INSTRUCTIONS FOR THE TASK: Every record must appear in your reply exactly as written.

[Data records for software interfaces]
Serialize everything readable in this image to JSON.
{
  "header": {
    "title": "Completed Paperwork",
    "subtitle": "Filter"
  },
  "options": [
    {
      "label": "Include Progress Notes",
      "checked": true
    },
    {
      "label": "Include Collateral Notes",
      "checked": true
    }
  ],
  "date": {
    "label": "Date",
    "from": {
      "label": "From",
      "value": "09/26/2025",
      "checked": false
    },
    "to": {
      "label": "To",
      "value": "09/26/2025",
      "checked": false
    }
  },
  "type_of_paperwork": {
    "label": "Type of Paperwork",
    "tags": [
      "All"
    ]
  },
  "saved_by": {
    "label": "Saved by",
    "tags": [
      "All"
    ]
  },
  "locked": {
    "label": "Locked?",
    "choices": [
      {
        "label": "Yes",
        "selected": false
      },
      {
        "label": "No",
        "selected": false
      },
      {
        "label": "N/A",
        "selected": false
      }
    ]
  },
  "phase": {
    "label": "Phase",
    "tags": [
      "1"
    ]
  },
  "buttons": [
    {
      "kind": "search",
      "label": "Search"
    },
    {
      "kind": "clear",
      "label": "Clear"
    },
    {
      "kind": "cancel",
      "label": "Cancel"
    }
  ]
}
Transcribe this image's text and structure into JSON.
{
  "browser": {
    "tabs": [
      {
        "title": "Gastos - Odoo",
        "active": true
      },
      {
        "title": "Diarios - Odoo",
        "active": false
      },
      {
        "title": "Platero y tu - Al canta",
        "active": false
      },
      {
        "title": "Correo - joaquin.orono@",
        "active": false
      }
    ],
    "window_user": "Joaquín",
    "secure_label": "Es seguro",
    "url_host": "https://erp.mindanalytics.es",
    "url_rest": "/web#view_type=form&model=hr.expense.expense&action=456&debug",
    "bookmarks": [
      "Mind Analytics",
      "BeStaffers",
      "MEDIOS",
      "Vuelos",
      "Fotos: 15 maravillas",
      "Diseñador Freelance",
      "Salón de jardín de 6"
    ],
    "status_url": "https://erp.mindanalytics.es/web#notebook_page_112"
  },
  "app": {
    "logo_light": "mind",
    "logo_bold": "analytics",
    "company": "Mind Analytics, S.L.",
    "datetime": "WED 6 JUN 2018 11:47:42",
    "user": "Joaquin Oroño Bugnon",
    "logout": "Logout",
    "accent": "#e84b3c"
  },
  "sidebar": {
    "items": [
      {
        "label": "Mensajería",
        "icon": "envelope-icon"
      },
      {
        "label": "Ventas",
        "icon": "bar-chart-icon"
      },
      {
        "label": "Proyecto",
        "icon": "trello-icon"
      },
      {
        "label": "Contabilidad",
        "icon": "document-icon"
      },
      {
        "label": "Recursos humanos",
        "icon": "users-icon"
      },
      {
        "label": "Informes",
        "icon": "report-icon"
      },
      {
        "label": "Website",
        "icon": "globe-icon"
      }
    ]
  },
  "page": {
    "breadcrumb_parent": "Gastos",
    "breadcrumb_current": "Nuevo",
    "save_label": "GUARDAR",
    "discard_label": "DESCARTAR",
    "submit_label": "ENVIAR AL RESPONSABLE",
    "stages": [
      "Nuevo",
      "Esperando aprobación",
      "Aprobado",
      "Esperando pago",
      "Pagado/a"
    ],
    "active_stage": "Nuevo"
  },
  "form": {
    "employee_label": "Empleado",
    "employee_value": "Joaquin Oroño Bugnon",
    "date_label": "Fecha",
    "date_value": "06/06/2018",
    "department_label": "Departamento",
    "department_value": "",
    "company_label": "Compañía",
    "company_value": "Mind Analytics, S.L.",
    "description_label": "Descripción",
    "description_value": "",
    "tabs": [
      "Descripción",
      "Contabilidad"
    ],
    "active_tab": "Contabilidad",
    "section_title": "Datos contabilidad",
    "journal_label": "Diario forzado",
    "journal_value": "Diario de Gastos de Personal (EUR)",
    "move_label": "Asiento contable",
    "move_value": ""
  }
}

EXERCISE RESULT:
Serialize everything readable in this image to JSON.
{
  "header": {
    "title": "Completed Paperwork",
    "subtitle": "Filter"
  },
  "options": [
    {
      "label": "Include Progress Notes",
      "checked": true
    },
    {
      "label": "Include Collateral Notes",
      "checked": true
    }
  ],
  "date": {
    "label": "Date",
    "from": {
      "label": "From",
      "value": "09/26/2025",
      "checked": false
    },
    "to": {
      "label": "To",
      "value": "09/26/2025",
      "checked": false
    }
  },
  "type_of_paperwork": {
    "label": "Type of Paperwork",
    "tags": [
      "All"
    ]
  },
  "saved_by": {
    "label": "Saved by",
    "tags": [
      "All"
    ]
  },
  "locked": {
    "label": "Locked?",
    "choices": [
      {
        "label": "Yes",
        "selected": false
      },
      {
        "label": "No",
        "selected": false
      },
      {
        "label": "N/A",
        "selected": false
      }
    ]
  },
  "phase": {
    "label": "Phase",
    "tags": [
      "1"
    ]
  },
  "buttons": [
    {
      "kind": "search",
      "label": "Search"
    },
    {
      "kind": "clear",
      "label": "Clear"
    },
    {
      "kind": "cancel",
      "label": "Cancel"
    }
  ]
}
Transcribe this image's text and structure into JSON.
{
  "browser": {
    "tabs": [
      {
        "title": "Gastos - Odoo",
        "active": true
      },
      {
        "title": "Diarios - Odoo",
        "active": false
      },
      {
        "title": "Platero y tu - Al canta",
        "active": false
      },
      {
        "title": "Correo - joaquin.orono@",
        "active": false
      }
    ],
    "window_user": "Joaquín",
    "secure_label": "Es seguro",
    "url_host": "https://erp.mindanalytics.es",
    "url_rest": "/web#view_type=form&model=hr.expense.expense&action=456&debug",
    "bookmarks": [
      "Mind Analytics",
      "BeStaffers",
      "MEDIOS",
      "Vuelos",
      "Fotos: 15 maravillas",
      "Diseñador Freelance",
      "Salón de jardín de 6"
    ],
    "status_url": "https://erp.mindanalytics.es/web#notebook_page_112"
  },
  "app": {
    "logo_light": "mind",
    "logo_bold": "analytics",
    "company": "Mind Analytics, S.L.",
    "datetime": "WED 6 JUN 2018 11:47:42",
    "user": "Joaquin Oroño Bugnon",
    "logout": "Logout",
    "accent": "#e84b3c"
  },
  "sidebar": {
    "items": [
      {
        "label": "Mensajería",
        "icon": "envelope-icon"
      },
      {
        "label": "Ventas",
        "icon": "bar-chart-icon"
      },
      {
        "label": "Proyecto",
        "icon": "trello-icon"
      },
      {
        "label": "Contabilidad",
        "icon": "document-icon"
      },
      {
        "label": "Recursos humanos",
        "icon": "users-icon"
      },
      {
        "label": "Informes",
        "icon": "report-icon"
      },
      {
        "label": "Website",
        "icon": "globe-icon"
      }
    ]
  },
  "page": {
    "breadcrumb_parent": "Gastos",
    "breadcrumb_current": "Nuevo",
    "save_label": "GUARDAR",
    "discard_label": "DESCARTAR",
    "submit_label": "ENVIAR AL RESPONSABLE",
    "stages": [
      "Nuevo",
      "Esperando aprobación",
      "Aprobado",
      "Esperando pago",
      "Pagado/a"
    ],
    "active_stage": "Nuevo"
  },
  "form": {
    "employee_label": "Empleado",
    "employee_value": "Joaquin Oroño Bugnon",
    "date_label": "Fecha",
    "date_value": "06/06/2018",
    "department_label": "Departamento",
    "department_value": "",
    "company_label": "Compañía",
    "company_value": "Mind Analytics, S.L.",
    "description_label": "Descripción",
    "description_value": "",
    "tabs": [
      "Descripción",
      "Contabilidad"
    ],
    "active_tab": "Contabilidad",
    "section_title": "Datos contabilidad",
    "journal_label": "Diario forzado",
    "journal_value": "Diario de Gastos de Personal (EUR)",
    "move_label": "Asiento contable",
    "move_value": ""
  }
}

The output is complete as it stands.